Welcome to Blue HQ Media, your new location for everything South Bend Cubs. With the 2017 season now underway we decided to create a primer for the rest of the year. Here is a look at a brief history of the team and this year’s top prospects.
The South Bend Cubs are a relatively young franchise, coming into existence in 1988. That year, the city of South Bend was awarded the team who were originally affiliated with the Chicago White Sox. Playing in the Single-A Midwest League, the team was originally known as the South Bend White Sox before being renamed the Silver Hawks in 1994. The name was meant to pay homage to the Studebaker Silver Hawk, an automobile that was built in South Bend.
The team remained an affiliate of the White Sox until after the 1997 season. Starting in 1998, South Bend became an affiliate of the Arizona Diamondbacks, a partnership they maintained for 17 years.
In November of 2011, Andrew Berlin, an attorney from Chicago, purchased the franchise. Almost immediately afterwards, Berlin signed a 20-year cumulative lease agreement with the City of South Bend for the use of Stanley Coveleski Regional Stadium, now known as Four Winds Field. On January 12, 2012, the sale became official as the financial and legal transactions were completed and Berlin became the sole owner of the club.
In September 2014 when the club decided to end its affiliation with the Diamondbacks, the Chicago Cubs came swooping in. South Bend signed a four-year player development agreement which has since been extended through 2020. Starting that year the team changed its name for the third time to the South Bend Cubs.
In their brief history, South Bend has been impressive. The club has won 12 division titles, six league titles and in 2015, was awarded the John H. Johnson President’s Award, an award presented annually by Minor League Baseball to recognize the “complete baseball franchise—based on franchise stability, contributions to league stability, contributions to baseball in the community, and promotion of the baseball industry.”
Dylan Cease, RHP
Dylan Cease is the top pitching prospect in the entire Cubs organization. While an impending Tommy John Surgery caused him to slip to the sixth round of the 2014 draft, Cease is a first-round talent. At just 20-years old, he has plenty of time to come into his own and regain some lost stamina. While he sometimes struggles with control, his velocity has been known to frequently touch 100 MPH. Cease is still a few years off of the MLB, but don’t take his time in South Bend for granted. Go watch this kid!
Erling Moreno, RHP
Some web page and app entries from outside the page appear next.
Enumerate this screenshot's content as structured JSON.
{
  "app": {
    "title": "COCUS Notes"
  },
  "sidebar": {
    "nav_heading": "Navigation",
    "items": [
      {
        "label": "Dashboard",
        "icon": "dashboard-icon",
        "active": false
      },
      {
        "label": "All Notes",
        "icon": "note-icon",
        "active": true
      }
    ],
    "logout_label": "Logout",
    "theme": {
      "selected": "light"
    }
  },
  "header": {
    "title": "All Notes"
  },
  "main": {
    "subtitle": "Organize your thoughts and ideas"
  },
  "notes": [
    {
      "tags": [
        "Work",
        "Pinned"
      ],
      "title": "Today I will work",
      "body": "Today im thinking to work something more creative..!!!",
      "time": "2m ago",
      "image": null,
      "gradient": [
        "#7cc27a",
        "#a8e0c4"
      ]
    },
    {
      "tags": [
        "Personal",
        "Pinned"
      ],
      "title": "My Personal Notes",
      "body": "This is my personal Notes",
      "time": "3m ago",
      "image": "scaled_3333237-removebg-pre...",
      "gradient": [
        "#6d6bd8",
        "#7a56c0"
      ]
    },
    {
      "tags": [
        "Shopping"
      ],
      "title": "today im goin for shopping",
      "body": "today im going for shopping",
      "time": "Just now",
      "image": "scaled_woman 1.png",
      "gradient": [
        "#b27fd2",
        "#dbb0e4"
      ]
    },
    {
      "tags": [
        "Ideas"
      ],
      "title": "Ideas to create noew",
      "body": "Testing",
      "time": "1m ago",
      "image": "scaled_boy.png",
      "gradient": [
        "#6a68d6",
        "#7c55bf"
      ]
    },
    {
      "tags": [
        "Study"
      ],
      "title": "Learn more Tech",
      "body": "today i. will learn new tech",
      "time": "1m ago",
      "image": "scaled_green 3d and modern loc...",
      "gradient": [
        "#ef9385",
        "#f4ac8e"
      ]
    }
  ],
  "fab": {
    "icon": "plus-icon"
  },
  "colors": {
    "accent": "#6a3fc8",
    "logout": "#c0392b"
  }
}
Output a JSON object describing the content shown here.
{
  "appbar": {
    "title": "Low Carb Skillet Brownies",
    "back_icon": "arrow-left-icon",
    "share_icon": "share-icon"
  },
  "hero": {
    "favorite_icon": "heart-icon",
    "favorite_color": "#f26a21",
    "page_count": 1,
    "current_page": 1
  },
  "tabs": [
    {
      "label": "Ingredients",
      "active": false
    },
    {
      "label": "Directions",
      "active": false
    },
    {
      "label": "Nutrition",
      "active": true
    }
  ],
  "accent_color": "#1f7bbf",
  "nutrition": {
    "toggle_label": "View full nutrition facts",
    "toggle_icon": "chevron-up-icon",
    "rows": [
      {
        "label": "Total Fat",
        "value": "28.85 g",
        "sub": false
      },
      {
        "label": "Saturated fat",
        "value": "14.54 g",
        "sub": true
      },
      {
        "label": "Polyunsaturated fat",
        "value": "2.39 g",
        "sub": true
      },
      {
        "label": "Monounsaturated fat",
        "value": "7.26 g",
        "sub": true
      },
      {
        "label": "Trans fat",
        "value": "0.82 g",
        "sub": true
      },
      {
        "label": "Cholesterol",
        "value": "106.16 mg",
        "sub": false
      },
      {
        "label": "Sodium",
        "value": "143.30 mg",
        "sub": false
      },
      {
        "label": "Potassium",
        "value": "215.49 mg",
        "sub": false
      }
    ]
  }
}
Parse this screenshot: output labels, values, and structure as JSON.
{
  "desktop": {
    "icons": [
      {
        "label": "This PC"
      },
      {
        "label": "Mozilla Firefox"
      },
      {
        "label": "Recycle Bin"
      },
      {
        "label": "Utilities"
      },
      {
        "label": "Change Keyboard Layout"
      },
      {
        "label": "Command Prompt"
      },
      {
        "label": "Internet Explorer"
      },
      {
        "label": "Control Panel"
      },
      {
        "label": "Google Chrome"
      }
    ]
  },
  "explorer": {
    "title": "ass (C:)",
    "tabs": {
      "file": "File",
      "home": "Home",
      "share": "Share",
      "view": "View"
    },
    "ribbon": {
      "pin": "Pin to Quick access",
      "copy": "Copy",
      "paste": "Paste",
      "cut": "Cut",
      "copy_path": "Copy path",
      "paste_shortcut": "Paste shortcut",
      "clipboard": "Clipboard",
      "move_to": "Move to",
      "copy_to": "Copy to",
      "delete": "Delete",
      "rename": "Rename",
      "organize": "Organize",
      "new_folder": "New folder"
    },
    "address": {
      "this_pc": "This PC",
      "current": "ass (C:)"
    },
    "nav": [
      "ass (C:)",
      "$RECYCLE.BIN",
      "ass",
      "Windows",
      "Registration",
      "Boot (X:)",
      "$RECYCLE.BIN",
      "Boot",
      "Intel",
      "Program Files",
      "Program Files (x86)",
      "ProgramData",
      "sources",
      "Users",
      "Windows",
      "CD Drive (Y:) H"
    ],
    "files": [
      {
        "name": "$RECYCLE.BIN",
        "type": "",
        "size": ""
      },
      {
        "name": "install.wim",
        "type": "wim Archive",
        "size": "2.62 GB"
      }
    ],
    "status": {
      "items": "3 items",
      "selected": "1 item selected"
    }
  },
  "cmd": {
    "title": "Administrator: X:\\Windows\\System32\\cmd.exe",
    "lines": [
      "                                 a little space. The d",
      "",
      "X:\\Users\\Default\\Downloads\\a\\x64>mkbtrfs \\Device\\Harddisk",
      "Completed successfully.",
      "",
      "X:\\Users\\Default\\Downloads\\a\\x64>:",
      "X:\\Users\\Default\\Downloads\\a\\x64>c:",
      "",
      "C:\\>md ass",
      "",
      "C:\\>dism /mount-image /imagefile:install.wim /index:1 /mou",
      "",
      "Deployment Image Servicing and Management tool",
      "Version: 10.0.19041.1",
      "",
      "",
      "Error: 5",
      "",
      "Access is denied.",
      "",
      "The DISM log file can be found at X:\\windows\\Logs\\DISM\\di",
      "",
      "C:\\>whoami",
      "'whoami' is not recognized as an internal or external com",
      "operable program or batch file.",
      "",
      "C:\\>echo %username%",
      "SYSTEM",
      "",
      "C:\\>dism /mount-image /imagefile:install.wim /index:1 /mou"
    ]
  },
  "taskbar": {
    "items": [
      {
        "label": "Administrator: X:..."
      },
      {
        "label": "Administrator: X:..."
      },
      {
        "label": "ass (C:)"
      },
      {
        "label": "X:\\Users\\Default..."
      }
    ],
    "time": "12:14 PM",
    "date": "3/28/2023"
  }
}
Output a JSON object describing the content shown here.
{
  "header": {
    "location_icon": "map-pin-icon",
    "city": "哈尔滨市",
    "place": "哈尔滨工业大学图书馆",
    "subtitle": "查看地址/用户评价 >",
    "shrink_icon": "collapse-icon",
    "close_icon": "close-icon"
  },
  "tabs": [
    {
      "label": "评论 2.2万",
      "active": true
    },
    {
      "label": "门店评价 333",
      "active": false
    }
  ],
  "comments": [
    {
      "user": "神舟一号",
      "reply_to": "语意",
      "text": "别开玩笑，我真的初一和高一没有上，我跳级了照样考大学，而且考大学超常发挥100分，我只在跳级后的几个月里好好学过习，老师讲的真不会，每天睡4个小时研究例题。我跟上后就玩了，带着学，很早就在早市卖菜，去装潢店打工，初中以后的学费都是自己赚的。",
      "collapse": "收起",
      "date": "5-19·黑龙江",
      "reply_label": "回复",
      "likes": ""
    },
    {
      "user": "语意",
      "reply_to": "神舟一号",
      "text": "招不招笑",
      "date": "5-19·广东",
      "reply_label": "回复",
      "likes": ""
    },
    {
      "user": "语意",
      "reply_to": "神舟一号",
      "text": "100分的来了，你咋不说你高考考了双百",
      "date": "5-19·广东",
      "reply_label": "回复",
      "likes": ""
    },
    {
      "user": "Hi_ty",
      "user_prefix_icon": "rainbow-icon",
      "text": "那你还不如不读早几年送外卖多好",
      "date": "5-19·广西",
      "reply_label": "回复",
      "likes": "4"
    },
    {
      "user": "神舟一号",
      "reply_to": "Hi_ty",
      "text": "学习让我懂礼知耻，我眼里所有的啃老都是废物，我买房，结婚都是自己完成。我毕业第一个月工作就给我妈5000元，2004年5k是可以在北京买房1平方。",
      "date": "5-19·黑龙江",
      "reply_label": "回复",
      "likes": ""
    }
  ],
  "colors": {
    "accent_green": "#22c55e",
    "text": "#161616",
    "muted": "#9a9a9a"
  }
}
Erling Moreno may only be 20, but he has already been in the Cubs organization for four years. Signing with the organization as a 16-year old out of Columbia, the young pitcher has continually produced results in rookie ball. Another positive is the fact that Moreno has filled out his frame quite a bit in the past four years, standing at 6’3″ and 200 pounds. While some may be concerned with his ceiling, there is no doubt he will dazzle fans in South Bend this season.
D.J. Wilson, CF
A fourth-round selection in 2015 draft for Chicago, D.J. Wilson has certainly caught the eyes of fans and scouts alike. Another youngster at 20-years old, Wilson is a nightmare for opponents on the base paths. Another key attribute is his glove in the field. He posses freak athleticism and can make plays ranging in either direction. Wilson is another player fans should see in a few seasons at Wrigley.
Jose Paulino, LHP
Yet another player who was signed as an international free agent teenager, Jose Paulino is next on our list. Signed as a 16-year old out of the Dominican Republic, Paulino is now 21 and still growing. While his maturity has progressed nicely he will look to expand the quality of his secondary pitches in 2017. Paulino will also look to expand his inning total in 2017, hoping to prove he can be a viable MLB starter.
Isaac Paredes, SS
Acquired by the Cubs organization as one of the Mexican free agent signings in 2015, Issac Paredes is only 18-years old. While a he may be a top prospect, some scouts are concerned with his ability to stay at shortstop as he adds weight to his frame. Many project Paredes as a third baseman if he makes it to the majors.